[What you will do]
Each entry that follows is to be duplicated exactly, without its images.

---------- Source data ----------

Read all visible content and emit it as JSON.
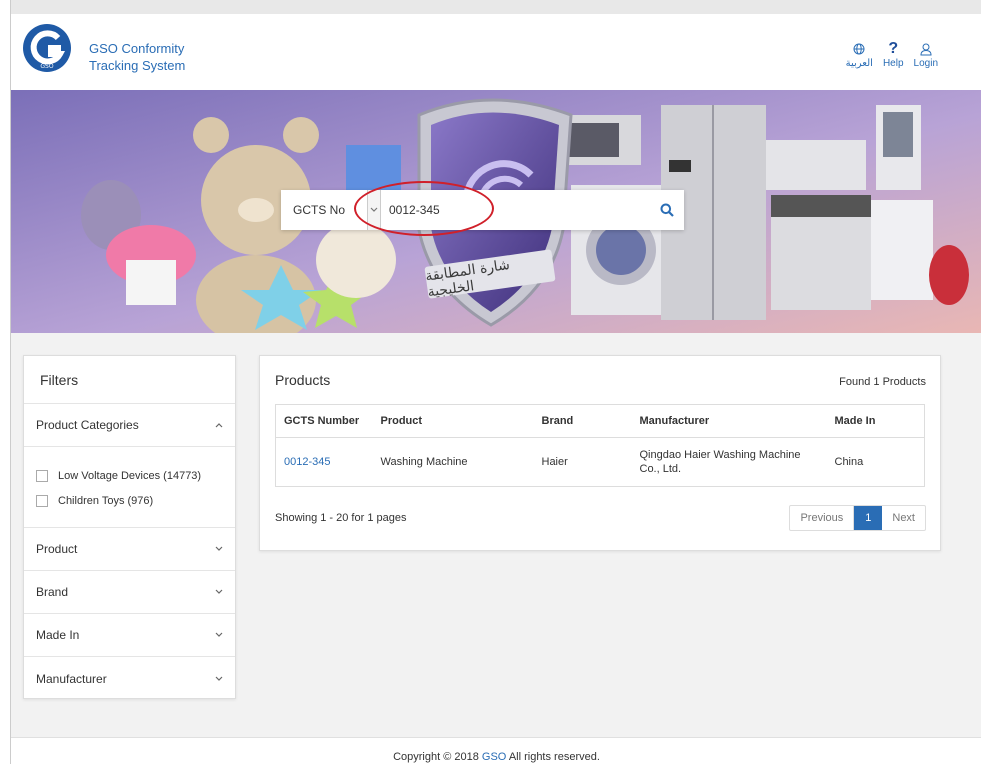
{
  "header": {
    "brand_line1": "GSO Conformity",
    "brand_line2": "Tracking System",
    "logo_text": "GSO",
    "nav": {
      "arabic_label": "العربية",
      "help_label": "Help",
      "login_label": "Login"
    }
  },
  "hero": {
    "badge_text": "شارة المطابقة الخليجية",
    "search": {
      "type_label": "GCTS No",
      "value": "0012-345"
    }
  },
  "filters": {
    "title": "Filters",
    "sections": {
      "categories": "Product Categories",
      "product": "Product",
      "brand": "Brand",
      "made_in": "Made In",
      "manufacturer": "Manufacturer"
    },
    "categories": [
      "Low Voltage Devices (14773)",
      "Children Toys (976)"
    ]
  },
  "products": {
    "title": "Products",
    "found": "Found 1 Products",
    "columns": {
      "gcts": "GCTS Number",
      "product": "Product",
      "brand": "Brand",
      "manufacturer": "Manufacturer",
      "made_in": "Made In"
    },
    "rows": [
      {
        "gcts": "0012-345",
        "product": "Washing Machine",
        "brand": "Haier",
        "manufacturer": "Qingdao Haier Washing Machine Co., Ltd.",
        "made_in": "China"
      }
    ],
    "showing": "Showing 1 - 20 for 1 pages",
    "pagination": {
      "previous": "Previous",
      "current": "1",
      "next": "Next"
    }
  },
  "footer": {
    "prefix": "Copyright © 2018",
    "link": "GSO",
    "suffix": "All rights reserved."
  },
  "colors": {
    "accent": "#2a6db5",
    "logo": "#1f5aa6",
    "highlight_ring": "#d0202a",
    "page_bg": "#f2f2f2"
  }
}
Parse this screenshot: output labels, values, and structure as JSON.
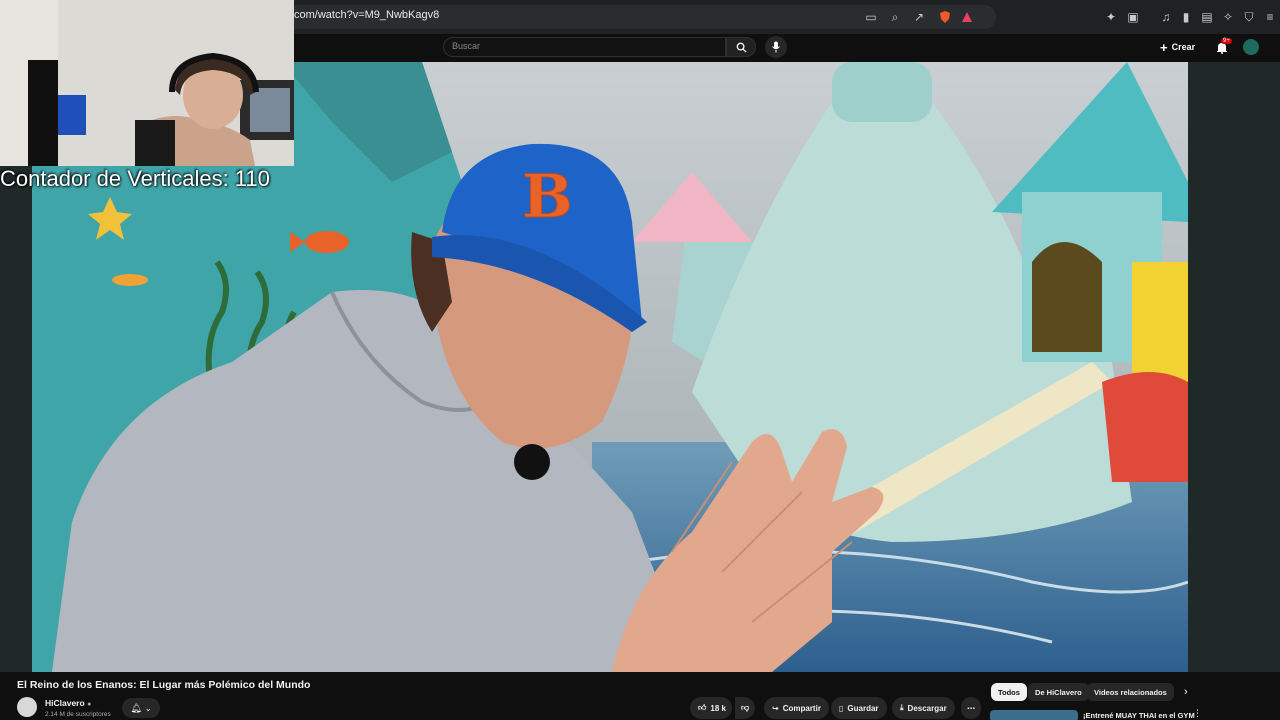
{
  "browser": {
    "url": "com/watch?v=M9_NwbKagv8"
  },
  "header": {
    "search_placeholder": "Buscar",
    "create_label": "Crear",
    "notif_count": "9+"
  },
  "overlay": {
    "counter_text": "Contador de Verticales: 110"
  },
  "video": {
    "title": "El Reino de los Enanos: El Lugar más Polémico del Mundo",
    "channel_name": "HiClavero",
    "subscribers": "2.14 M de suscriptores",
    "like_count": "18 k",
    "share_label": "Compartir",
    "save_label": "Guardar",
    "download_label": "Descargar"
  },
  "related": {
    "chips": [
      "Todos",
      "De HiClavero",
      "Videos relacionados"
    ],
    "first_title": "¡Entrené MUAY THAI en el GYM"
  }
}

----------

[Completed exercise]
Read all visible content and emit it as JSON.
{
  "header": {
    "brand_line1": "GSO Conformity",
    "brand_line2": "Tracking System",
    "logo_text": "GSO",
    "nav": {
      "arabic_label": "العربية",
      "help_label": "Help",
      "login_label": "Login"
    }
  },
  "hero": {
    "badge_text": "شارة المطابقة الخليجية",
    "search": {
      "type_label": "GCTS No",
      "value": "0012-345"
    }
  },
  "filters": {
    "title": "Filters",
    "sections": {
      "categories": "Product Categories",
      "product": "Product",
      "brand": "Brand",
      "made_in": "Made In",
      "manufacturer": "Manufacturer"
    },
    "categories": [
      "Low Voltage Devices (14773)",
      "Children Toys (976)"
    ]
  },
  "products": {
    "title": "Products",
    "found": "Found 1 Products",
    "columns": {
      "gcts": "GCTS Number",
      "product": "Product",
      "brand": "Brand",
      "manufacturer": "Manufacturer",
      "made_in": "Made In"
    },
    "rows": [
      {
        "gcts": "0012-345",
        "product": "Washing Machine",
        "brand": "Haier",
        "manufacturer": "Qingdao Haier Washing Machine Co., Ltd.",
        "made_in": "China"
      }
    ],
    "showing": "Showing 1 - 20 for 1 pages",
    "pagination": {
      "previous": "Previous",
      "current": "1",
      "next": "Next"
    }
  },
  "footer": {
    "prefix": "Copyright © 2018",
    "link": "GSO",
    "suffix": "All rights reserved."
  },
  "colors": {
    "accent": "#2a6db5",
    "logo": "#1f5aa6",
    "highlight_ring": "#d0202a",
    "page_bg": "#f2f2f2"
  }
}
Parse this screenshot: output labels, values, and structure as JSON.
{
  "browser": {
    "url": "com/watch?v=M9_NwbKagv8"
  },
  "header": {
    "search_placeholder": "Buscar",
    "create_label": "Crear",
    "notif_count": "9+"
  },
  "overlay": {
    "counter_text": "Contador de Verticales: 110"
  },
  "video": {
    "title": "El Reino de los Enanos: El Lugar más Polémico del Mundo",
    "channel_name": "HiClavero",
    "subscribers": "2.14 M de suscriptores",
    "like_count": "18 k",
    "share_label": "Compartir",
    "save_label": "Guardar",
    "download_label": "Descargar"
  },
  "related": {
    "chips": [
      "Todos",
      "De HiClavero",
      "Videos relacionados"
    ],
    "first_title": "¡Entrené MUAY THAI en el GYM"
  }
}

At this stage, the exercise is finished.